    A tax amendment being snuck in under the radar allows changes to tax issues to be driven through by the Government without Parliamentary scrutiny, says Labour’s Revenue spokesman Stuart Nash. “The amendment allows any part of the Tax Administration Act ...
    1 week ago
  • Government slippery about caption funding
      The Government has refused to apologise for taking the credit for funding Olympic Games captioning when the National Foundation for the Deaf  was responsible, says Labour’s spokesperson on Disability Issues Poto Williams.  “This shameful act of grandstanding by Ministers ...
    1 week ago
  • Default KiwiSaver investments should be reviewed
    The investments of the default KiwiSaver providers should be reviewed to make sure they are in line with New Zealanders’ values and expectations, says Labour’s Finance spokesperson Grant Robertson. “Most New Zealanders would be appalled that their KiwiSaver funds are ...
    1 week ago
  • New ministry should look after all children
    The Government has today shunned well founded pleas by experts not to call its new agency the Ministry for Vulnerable Children, Labour’s Spokesperson for Children Jacinda Ardern says.  “Well respected organisations and individuals such as Children's Commissioner Judge Andrew Becroft ...
    1 week ago
  • Triclosan – nasty chemical will be reassessed
    Last week my campaign for this chemical to be reassessed by the Environmental Protection Authority (EPA) took another step forward. After many months of waiting, the EPA have agreed that triclosan needs to be reassessed. Triclosan is an ingredient in many ...
    GreensBy Catherine Delahunty
    2 weeks ago
  • Triclosan – nasty chemical will be reassessed
    Last week my campaign for this chemical to be reassessed by the Environmental Protection Authority (EPA) took another step forward. After many months of waiting, the EPA have agreed that triclosan needs to be reassessed.

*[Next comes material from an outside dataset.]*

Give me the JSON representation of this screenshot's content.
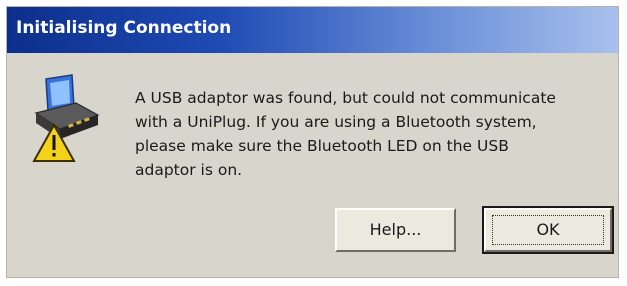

Triclosan is an ingredient in many ...
    GreensBy Catherine Delahunty
    2 weeks ago
  • Ratification okay but we need action
    Today’s decision to ratify the Paris agreement on Climate Change by the end of the year is all well and good but where is the plan, says Labour’s Climate Change spokesperson Megan Woods.  “The Government’s failure to plan is planning ...
    2 weeks ago
  • Stats changes can’t hide unemployment reality
    Today’s minor drop in unemployment numbers is nothing to celebrate given the changes made to the official numbers that cut thousands of people looking for work out of the jobless rate, says Labour’s Employment spokesperson Grant Robertson. “Making any comparisons ...
    2 weeks ago
  • Stats changes can’t hide unemployment reality
    Today’s minor drop in unemployment numbers is nothing to celebrate given the changes made to the official numbers that cut thousands of people looking for work out of the jobless rate, says Labour’s Employment spokesperson Grant Robertson. “Making any comparisons ...
    2 weeks ago
  • Auckland’s affordable homes plummet 72% under National
    Comprehensive new data from CoreLogic has found the number of homes in Auckland valued at under $600,000 has plummeted by 72 per cent since National took office, Leader of the Opposition Andrew Little says. “This data tracks the changes in ...
    2 weeks ago
  • Govt should face the facts not skew the facts
    National appears to be actively massaging official unemployment statistics by changing the measure for joblessness to exclude those looking online, says Labour’s Employment spokesperson Grant Robertson. “The Household Labour Force Survey, released tomorrow, no longer regards people job hunting on ...
    2 weeks ago

Public service advertisements by The Standard

Current CO2 level in the atmosphere